=== EXERCISE GOAL ===
Answer with one number only: the count of lines below that hold the word "Course".

______________________________

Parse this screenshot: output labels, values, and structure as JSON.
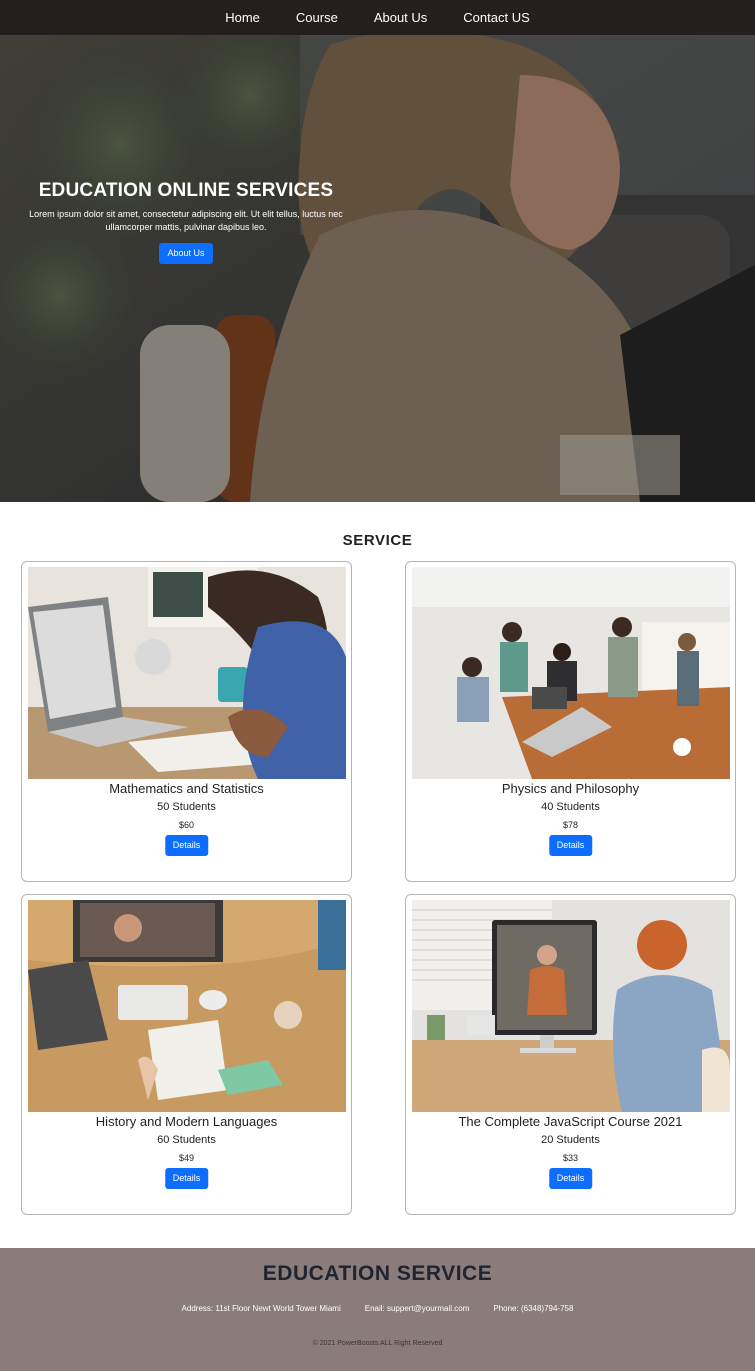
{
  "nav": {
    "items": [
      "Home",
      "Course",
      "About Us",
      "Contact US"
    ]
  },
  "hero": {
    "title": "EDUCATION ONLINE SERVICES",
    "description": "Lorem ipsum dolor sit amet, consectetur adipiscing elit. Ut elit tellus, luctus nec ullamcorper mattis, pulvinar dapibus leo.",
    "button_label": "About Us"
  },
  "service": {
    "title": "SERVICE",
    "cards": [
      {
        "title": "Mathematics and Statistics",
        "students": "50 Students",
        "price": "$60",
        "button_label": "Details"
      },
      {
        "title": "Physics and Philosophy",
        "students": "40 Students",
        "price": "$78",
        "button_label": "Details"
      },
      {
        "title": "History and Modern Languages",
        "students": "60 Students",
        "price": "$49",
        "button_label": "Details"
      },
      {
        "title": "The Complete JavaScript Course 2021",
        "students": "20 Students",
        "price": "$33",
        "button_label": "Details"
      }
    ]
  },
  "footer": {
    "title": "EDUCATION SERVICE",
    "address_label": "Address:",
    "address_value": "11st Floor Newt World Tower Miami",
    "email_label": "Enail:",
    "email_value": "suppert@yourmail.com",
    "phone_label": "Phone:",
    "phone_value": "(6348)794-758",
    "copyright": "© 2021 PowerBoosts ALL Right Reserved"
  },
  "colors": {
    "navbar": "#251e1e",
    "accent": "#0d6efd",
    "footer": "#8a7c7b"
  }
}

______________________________

=== EXPECTED ANSWER ===
2